> **PROBLEM**:
Scan the entries below for the word "JSON" and copy every line where it turns up.

· · · · ·

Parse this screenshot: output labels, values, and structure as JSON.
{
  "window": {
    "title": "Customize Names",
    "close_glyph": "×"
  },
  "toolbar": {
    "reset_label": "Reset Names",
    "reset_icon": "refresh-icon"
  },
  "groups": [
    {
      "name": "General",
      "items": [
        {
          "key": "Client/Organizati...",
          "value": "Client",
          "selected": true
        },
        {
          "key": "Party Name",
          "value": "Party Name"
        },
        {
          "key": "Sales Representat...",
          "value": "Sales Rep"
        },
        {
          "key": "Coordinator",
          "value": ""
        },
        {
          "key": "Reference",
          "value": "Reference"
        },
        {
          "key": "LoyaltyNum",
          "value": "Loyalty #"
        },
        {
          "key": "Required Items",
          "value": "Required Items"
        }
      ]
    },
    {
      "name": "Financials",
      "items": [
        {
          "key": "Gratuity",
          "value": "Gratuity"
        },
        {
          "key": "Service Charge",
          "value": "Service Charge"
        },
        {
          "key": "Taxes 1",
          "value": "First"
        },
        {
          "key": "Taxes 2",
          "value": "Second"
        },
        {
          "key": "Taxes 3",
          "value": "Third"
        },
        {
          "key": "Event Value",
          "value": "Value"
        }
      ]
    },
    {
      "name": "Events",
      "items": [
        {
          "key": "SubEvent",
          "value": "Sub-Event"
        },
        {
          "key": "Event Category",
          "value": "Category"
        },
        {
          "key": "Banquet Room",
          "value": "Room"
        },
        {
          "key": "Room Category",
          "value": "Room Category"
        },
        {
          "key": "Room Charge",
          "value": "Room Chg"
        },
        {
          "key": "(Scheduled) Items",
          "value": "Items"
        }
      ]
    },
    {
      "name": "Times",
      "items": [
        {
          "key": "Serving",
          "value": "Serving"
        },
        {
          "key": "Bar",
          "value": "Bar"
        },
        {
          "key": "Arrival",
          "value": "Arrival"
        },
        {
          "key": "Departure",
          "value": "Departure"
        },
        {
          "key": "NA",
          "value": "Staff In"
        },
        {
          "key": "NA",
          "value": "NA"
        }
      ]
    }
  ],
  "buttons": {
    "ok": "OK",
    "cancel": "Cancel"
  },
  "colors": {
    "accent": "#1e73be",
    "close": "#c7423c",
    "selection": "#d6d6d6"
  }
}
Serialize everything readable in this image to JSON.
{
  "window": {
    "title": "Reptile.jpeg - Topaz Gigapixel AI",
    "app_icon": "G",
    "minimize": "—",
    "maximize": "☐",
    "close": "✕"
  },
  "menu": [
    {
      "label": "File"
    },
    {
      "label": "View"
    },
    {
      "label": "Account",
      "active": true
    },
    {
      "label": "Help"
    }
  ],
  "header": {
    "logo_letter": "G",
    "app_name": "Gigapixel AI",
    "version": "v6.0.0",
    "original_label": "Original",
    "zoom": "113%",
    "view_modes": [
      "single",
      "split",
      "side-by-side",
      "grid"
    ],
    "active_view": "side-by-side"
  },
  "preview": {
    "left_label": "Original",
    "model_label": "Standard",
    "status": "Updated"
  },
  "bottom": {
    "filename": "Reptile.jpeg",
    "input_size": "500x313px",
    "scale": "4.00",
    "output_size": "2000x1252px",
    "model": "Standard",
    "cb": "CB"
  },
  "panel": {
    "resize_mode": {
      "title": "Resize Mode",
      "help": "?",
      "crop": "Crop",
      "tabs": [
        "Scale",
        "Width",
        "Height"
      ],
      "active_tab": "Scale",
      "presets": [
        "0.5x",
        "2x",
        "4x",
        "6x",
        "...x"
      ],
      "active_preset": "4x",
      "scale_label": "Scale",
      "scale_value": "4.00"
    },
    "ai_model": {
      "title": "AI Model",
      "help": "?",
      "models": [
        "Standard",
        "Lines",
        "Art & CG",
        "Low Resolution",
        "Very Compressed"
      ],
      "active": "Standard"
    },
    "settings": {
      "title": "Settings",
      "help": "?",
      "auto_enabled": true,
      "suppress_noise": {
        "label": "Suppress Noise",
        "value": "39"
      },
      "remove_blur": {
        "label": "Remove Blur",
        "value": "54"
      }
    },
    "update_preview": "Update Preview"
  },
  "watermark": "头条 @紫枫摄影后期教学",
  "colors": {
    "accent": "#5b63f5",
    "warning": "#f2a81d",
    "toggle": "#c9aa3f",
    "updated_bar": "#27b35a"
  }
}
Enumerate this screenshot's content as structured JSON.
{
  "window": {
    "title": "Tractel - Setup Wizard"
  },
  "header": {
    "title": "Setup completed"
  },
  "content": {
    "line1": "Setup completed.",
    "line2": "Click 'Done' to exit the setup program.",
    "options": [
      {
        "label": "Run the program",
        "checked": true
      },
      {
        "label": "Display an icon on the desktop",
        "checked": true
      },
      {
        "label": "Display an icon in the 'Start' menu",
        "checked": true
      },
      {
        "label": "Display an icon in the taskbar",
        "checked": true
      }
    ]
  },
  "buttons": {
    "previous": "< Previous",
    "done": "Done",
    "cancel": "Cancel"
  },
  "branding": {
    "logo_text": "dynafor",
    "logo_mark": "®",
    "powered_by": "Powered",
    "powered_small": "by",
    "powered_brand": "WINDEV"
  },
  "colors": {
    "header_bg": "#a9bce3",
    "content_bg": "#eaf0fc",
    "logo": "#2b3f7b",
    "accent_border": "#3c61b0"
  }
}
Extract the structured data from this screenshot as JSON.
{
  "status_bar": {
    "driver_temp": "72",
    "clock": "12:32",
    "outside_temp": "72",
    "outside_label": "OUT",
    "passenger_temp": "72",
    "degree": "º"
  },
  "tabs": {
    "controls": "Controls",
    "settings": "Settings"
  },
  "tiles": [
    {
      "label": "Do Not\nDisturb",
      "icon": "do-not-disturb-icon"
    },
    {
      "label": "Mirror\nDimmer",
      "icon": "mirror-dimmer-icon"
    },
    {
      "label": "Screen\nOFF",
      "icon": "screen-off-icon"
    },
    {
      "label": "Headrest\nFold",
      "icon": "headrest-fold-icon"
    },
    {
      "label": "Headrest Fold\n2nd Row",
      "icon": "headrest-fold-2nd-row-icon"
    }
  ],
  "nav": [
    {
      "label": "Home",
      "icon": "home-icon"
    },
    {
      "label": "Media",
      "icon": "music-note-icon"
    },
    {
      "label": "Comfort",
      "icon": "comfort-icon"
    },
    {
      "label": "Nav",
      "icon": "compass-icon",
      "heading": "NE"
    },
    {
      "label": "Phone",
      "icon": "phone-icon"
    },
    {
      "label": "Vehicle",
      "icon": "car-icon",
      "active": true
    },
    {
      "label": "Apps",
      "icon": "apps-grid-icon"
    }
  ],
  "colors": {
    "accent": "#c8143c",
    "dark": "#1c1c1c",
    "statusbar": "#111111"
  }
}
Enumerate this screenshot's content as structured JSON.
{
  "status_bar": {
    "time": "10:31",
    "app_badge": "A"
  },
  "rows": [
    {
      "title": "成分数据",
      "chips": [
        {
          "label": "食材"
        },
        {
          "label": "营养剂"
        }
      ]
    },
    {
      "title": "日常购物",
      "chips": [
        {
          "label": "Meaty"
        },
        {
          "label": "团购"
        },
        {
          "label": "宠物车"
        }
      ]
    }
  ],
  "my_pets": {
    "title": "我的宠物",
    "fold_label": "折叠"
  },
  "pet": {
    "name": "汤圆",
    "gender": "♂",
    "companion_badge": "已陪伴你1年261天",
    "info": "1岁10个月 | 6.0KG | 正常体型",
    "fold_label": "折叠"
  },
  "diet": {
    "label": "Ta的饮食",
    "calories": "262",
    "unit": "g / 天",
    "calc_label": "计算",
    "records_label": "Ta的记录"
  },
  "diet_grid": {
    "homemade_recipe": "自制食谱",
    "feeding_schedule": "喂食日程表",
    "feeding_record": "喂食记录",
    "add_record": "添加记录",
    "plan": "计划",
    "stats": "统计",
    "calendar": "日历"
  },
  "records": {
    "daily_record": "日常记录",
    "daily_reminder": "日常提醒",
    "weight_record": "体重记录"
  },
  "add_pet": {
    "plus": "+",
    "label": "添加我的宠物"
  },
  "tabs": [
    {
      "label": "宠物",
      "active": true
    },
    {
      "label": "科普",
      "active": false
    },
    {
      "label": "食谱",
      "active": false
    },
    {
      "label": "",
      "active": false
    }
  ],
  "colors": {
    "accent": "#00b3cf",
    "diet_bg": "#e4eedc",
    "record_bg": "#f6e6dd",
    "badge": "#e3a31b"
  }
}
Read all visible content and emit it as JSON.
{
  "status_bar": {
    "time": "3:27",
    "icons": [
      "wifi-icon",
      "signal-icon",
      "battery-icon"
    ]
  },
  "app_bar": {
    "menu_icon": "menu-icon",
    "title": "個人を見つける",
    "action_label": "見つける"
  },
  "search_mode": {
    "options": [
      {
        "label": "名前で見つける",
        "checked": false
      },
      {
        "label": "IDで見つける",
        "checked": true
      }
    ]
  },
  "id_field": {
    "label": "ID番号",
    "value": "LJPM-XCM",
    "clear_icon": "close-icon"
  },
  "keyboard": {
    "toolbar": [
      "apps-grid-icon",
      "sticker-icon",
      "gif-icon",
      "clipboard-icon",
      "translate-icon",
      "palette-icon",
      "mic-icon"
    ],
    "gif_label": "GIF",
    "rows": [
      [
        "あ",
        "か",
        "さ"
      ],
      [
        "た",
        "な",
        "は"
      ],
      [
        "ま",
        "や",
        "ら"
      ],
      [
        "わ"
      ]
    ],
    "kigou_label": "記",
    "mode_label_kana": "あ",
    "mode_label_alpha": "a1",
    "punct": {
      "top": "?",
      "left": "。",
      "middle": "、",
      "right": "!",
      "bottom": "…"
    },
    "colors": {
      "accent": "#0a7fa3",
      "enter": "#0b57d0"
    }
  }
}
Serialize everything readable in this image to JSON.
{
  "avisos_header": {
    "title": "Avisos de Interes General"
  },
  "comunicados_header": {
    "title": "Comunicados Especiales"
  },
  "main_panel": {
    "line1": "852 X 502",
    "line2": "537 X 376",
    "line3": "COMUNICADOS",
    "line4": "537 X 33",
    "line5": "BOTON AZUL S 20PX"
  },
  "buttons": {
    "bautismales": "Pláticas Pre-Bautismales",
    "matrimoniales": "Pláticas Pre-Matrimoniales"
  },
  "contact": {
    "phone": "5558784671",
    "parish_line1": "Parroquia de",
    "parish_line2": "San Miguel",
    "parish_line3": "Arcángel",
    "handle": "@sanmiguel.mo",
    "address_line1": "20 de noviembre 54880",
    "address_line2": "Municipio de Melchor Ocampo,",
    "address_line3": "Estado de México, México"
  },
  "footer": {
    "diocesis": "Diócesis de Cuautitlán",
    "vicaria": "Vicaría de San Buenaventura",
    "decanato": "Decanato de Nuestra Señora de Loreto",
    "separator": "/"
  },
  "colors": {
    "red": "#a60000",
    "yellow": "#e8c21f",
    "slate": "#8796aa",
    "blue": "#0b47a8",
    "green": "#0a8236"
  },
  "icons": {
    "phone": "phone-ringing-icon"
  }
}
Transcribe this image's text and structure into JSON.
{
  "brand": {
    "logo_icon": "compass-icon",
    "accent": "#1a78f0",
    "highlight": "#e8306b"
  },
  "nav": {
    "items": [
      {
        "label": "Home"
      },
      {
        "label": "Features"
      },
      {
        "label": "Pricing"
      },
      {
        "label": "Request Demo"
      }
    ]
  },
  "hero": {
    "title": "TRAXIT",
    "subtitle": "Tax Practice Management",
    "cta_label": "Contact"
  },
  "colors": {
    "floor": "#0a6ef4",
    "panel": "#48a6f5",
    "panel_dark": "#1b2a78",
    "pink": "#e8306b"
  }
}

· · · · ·

> **YOUR RESPONSE**:
Parse this screenshot: output labels, values, and structure as JSON.
Serialize everything readable in this image to JSON.
Enumerate this screenshot's content as structured JSON.
Extract the structured data from this screenshot as JSON.
Enumerate this screenshot's content as structured JSON.
Read all visible content and emit it as JSON.
Serialize everything readable in this image to JSON.
Transcribe this image's text and structure into JSON.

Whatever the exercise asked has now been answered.